The decision making of an intraday swing trader is usually based on chart technical assessments. The trading frequencies and holding periods are manifold and depend on the respective strategy. An example is the ping pong of prices within a resistance and support zone.
As soon as the prices test the resistance after an upward movement and show the first signs of weakness, the swing trader places a short order and hedges it above the resistance with a stop-loss. He expects prices to run back to support to build strength for a second downtrend. When the scenario occurs, the trader tries to generate a higher profit in the interim trend movement by increasing the position. Then, shortly before reaching support, the trader places an order to exit the short position, as a reversal is possible again. Ideally, he will go long when prices show the first signs of new strength at this level. Depending on whether the higher-level trend is going up or down, it can also only trade the long or short movement or only increase the corresponding direction in the trend course. An example from practice can be seen in image 4 (B4).
Above: The example shows the trading day on 25 November 2016, which began quietly and technically cleanly. Directly after the opening, the market rose to just below the previous day's high and immediately turned down again (point A). Counter-trend traders were able to position themselves here with a tight stop. Following the trend, it was then possible to trade with the idea that the market would run back to the previous day's low. Shortly before reaching it, the trade was profitably closed out and another long trade was opened (point B). This trade would have been stopped out at a loss as the previous day's low had been breached. As the price regained the level at point C, the downward break now appeared to be a false break and swing traders could start another long attempt. With a breakout above 10 665 Euro a trend-following additional position could be opened again. At the level of 10,700 points, the previous daily high was now approaching, so that the long trade could be ended. At point D, the formation of a deeper intraday high became apparent, which was suitable as a stop level for another short trade - again with a trend following component at a breakout below 10 685. At point E, the market then moved sideways in the midday period, so that the trade should be terminated better due to a lack of momentum.

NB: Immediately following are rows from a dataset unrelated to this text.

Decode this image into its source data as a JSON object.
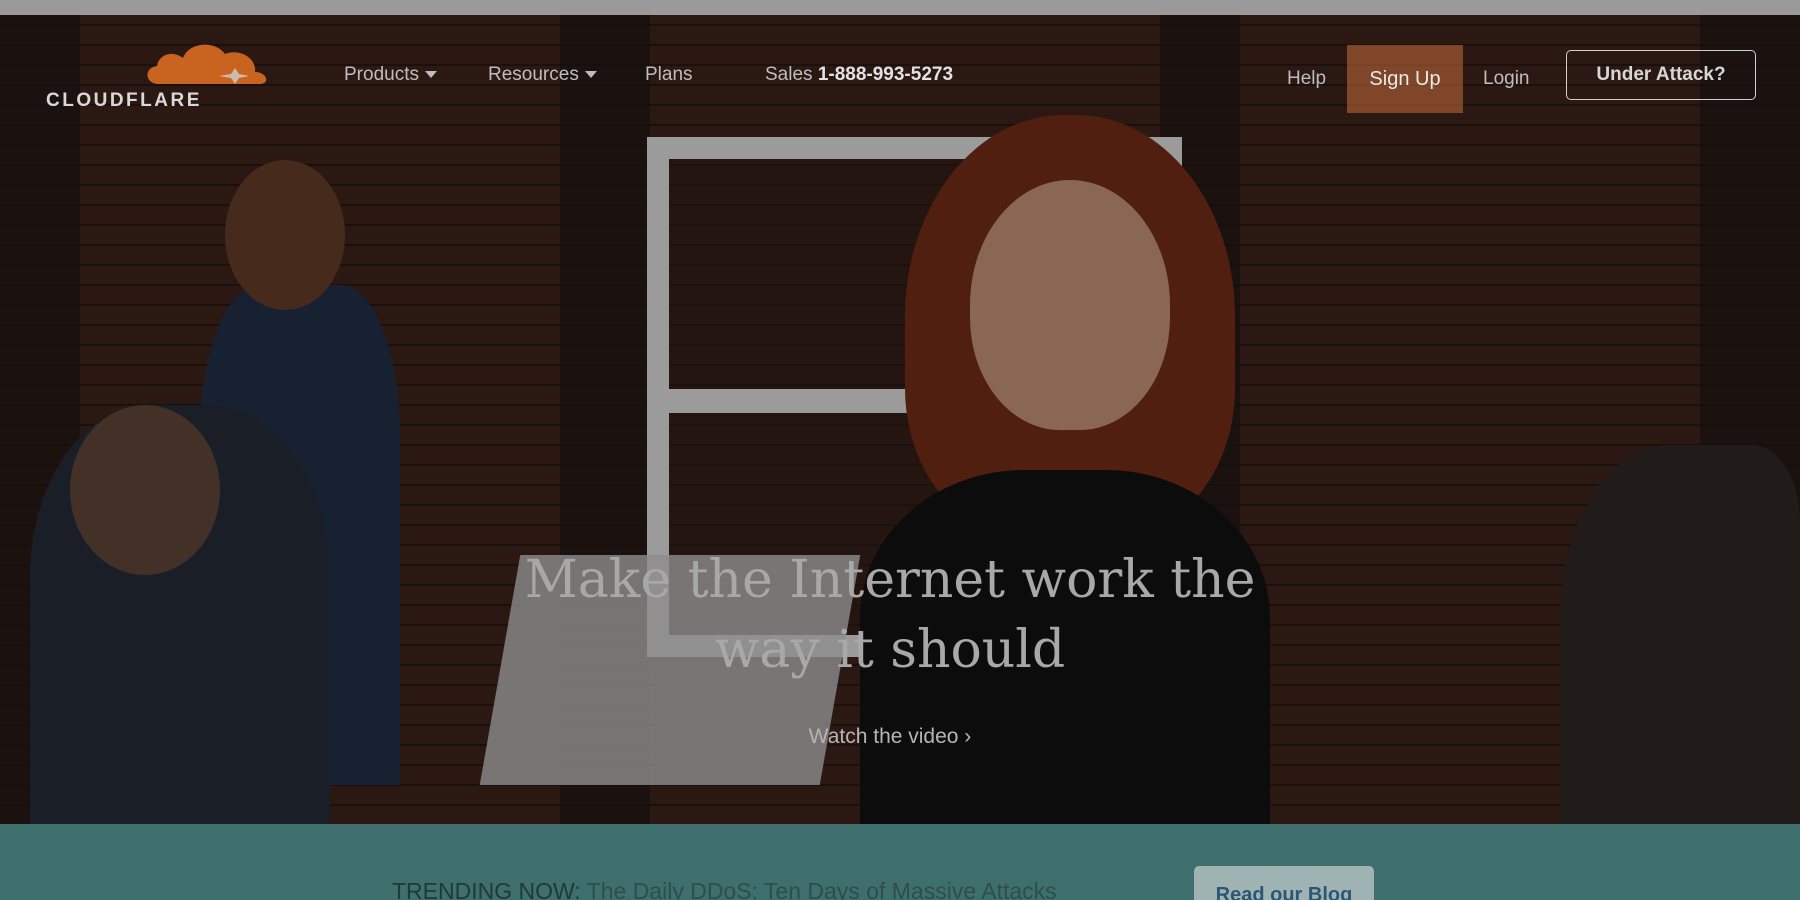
{
  "brand": {
    "name": "CLOUDFLARE",
    "accent": "#f48120"
  },
  "nav": {
    "products": "Products",
    "resources": "Resources",
    "plans": "Plans",
    "sales_prefix": "Sales",
    "sales_number": "1-888-993-5273",
    "help": "Help",
    "sign_up": "Sign Up",
    "login": "Login",
    "under_attack": "Under Attack?"
  },
  "hero": {
    "headline_line1": "Make the Internet work the",
    "headline_line2": "way it should",
    "watch_video": "Watch the video ›"
  },
  "trending": {
    "label": "TRENDING NOW:",
    "title": "The Daily DDoS: Ten Days of Massive Attacks",
    "button": "Read our Blog"
  }
}
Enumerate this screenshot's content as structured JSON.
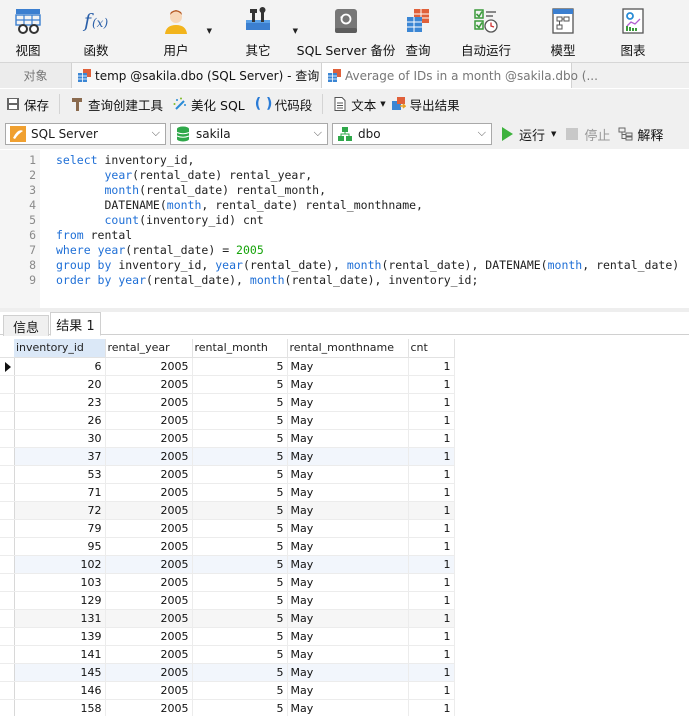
{
  "ribbon": {
    "items": [
      {
        "label": "视图",
        "icon": "view-icon",
        "has_dropdown": false
      },
      {
        "label": "函数",
        "icon": "function-icon",
        "has_dropdown": false
      },
      {
        "label": "用户",
        "icon": "user-icon",
        "has_dropdown": true
      },
      {
        "label": "其它",
        "icon": "tools-icon",
        "has_dropdown": true
      },
      {
        "label": "SQL Server 备份",
        "icon": "backup-icon",
        "has_dropdown": false
      },
      {
        "label": "查询",
        "icon": "query-icon",
        "has_dropdown": false
      },
      {
        "label": "自动运行",
        "icon": "automation-icon",
        "has_dropdown": false
      },
      {
        "label": "模型",
        "icon": "model-icon",
        "has_dropdown": false
      },
      {
        "label": "图表",
        "icon": "chart-icon",
        "has_dropdown": false
      }
    ]
  },
  "tabs": {
    "objects": "对象",
    "active": "temp @sakila.dbo (SQL Server) - 查询",
    "inactive": "Average of IDs in a month @sakila.dbo (..."
  },
  "toolbar": {
    "save": "保存",
    "query_builder": "查询创建工具",
    "beautify": "美化 SQL",
    "snippet": "代码段",
    "text": "文本",
    "export": "导出结果"
  },
  "selectors": {
    "connection": "SQL Server",
    "database": "sakila",
    "schema": "dbo",
    "run": "运行",
    "stop": "停止",
    "explain": "解释"
  },
  "editor": {
    "lines": [
      {
        "n": "1",
        "html": "<span class=\"kw\">select</span> inventory_id,"
      },
      {
        "n": "2",
        "html": "       <span class=\"kw\">year</span>(rental_date) rental_year,"
      },
      {
        "n": "3",
        "html": "       <span class=\"kw\">month</span>(rental_date) rental_month,"
      },
      {
        "n": "4",
        "html": "       DATENAME(<span class=\"kw\">month</span>, rental_date) rental_monthname,"
      },
      {
        "n": "5",
        "html": "       <span class=\"kw\">count</span>(inventory_id) cnt"
      },
      {
        "n": "6",
        "html": "<span class=\"kw\">from</span> rental"
      },
      {
        "n": "7",
        "html": "<span class=\"kw\">where</span> <span class=\"kw\">year</span>(rental_date) = <span class=\"num\">2005</span>"
      },
      {
        "n": "8",
        "html": "<span class=\"kw\">group by</span> inventory_id, <span class=\"kw\">year</span>(rental_date), <span class=\"kw\">month</span>(rental_date), DATENAME(<span class=\"kw\">month</span>, rental_date)"
      },
      {
        "n": "9",
        "html": "<span class=\"kw\">order by</span> <span class=\"kw\">year</span>(rental_date), <span class=\"kw\">month</span>(rental_date), inventory_id;"
      }
    ]
  },
  "result_tabs": {
    "info": "信息",
    "result1": "结果 1"
  },
  "grid": {
    "columns": [
      "inventory_id",
      "rental_year",
      "rental_month",
      "rental_monthname",
      "cnt"
    ],
    "rows": [
      [
        "6",
        "2005",
        "5",
        "May",
        "1"
      ],
      [
        "20",
        "2005",
        "5",
        "May",
        "1"
      ],
      [
        "23",
        "2005",
        "5",
        "May",
        "1"
      ],
      [
        "26",
        "2005",
        "5",
        "May",
        "1"
      ],
      [
        "30",
        "2005",
        "5",
        "May",
        "1"
      ],
      [
        "37",
        "2005",
        "5",
        "May",
        "1"
      ],
      [
        "53",
        "2005",
        "5",
        "May",
        "1"
      ],
      [
        "71",
        "2005",
        "5",
        "May",
        "1"
      ],
      [
        "72",
        "2005",
        "5",
        "May",
        "1"
      ],
      [
        "79",
        "2005",
        "5",
        "May",
        "1"
      ],
      [
        "95",
        "2005",
        "5",
        "May",
        "1"
      ],
      [
        "102",
        "2005",
        "5",
        "May",
        "1"
      ],
      [
        "103",
        "2005",
        "5",
        "May",
        "1"
      ],
      [
        "129",
        "2005",
        "5",
        "May",
        "1"
      ],
      [
        "131",
        "2005",
        "5",
        "May",
        "1"
      ],
      [
        "139",
        "2005",
        "5",
        "May",
        "1"
      ],
      [
        "141",
        "2005",
        "5",
        "May",
        "1"
      ],
      [
        "145",
        "2005",
        "5",
        "May",
        "1"
      ],
      [
        "146",
        "2005",
        "5",
        "May",
        "1"
      ],
      [
        "158",
        "2005",
        "5",
        "May",
        "1"
      ]
    ]
  }
}
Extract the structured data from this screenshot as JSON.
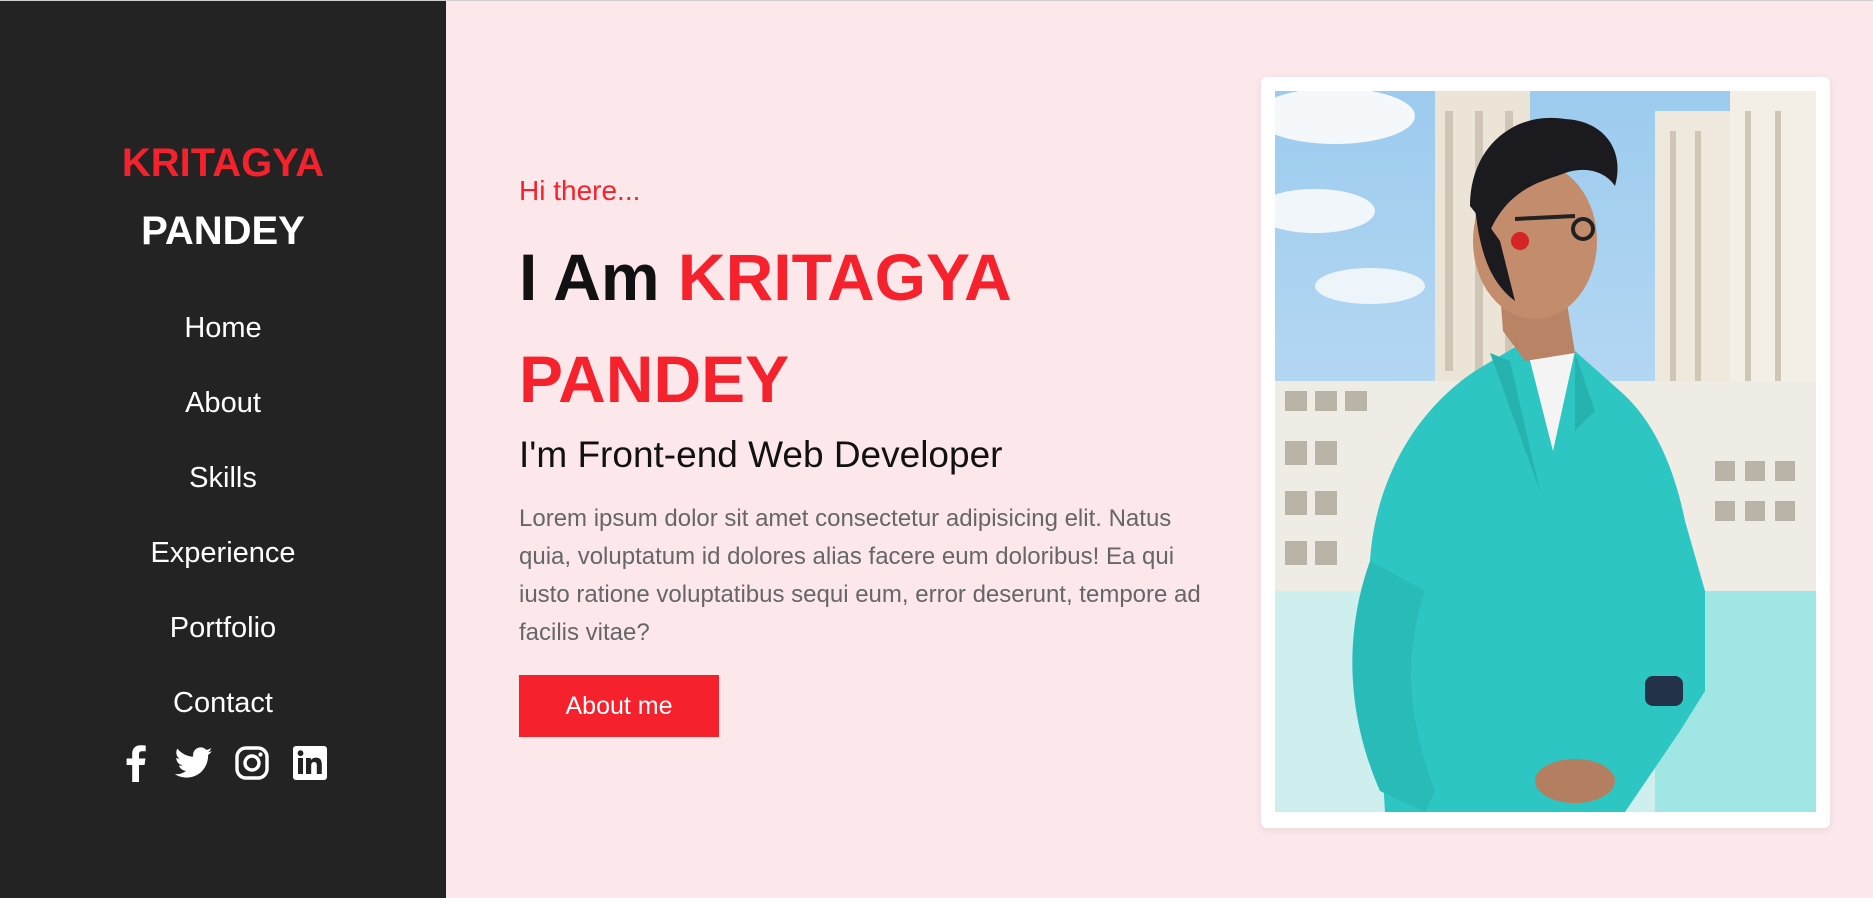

Due to the rather difficult balance between reversal and trend trading, intraday swing trading approaches are more suitable for advanced traders. At the same time, they offer the best opportunities to regularly take an attractive profit from the market. However, it should not be forgotten that, in the worst case, one can be stopped out with both the reversal and trend following positions. As with all intraday strategies, sophisticated risk management is therefore required.
Risk and money management is even more important than the strategy that intraday traders ultimately use. In case of doubt, traders should risk less than too much. In general, intraday trading strategies are only suitable for traders who have extensive experience trading at higher time levels. In addition, successful intraday traders often develop individual variations of certain strategies, which are only described here in general. Experienced day traders can perfect these approaches to the point of intuition, which unconsciously tells them what is the most likely scenario in which situation.
Courtesy of TRADERS´: www.traders-mag.com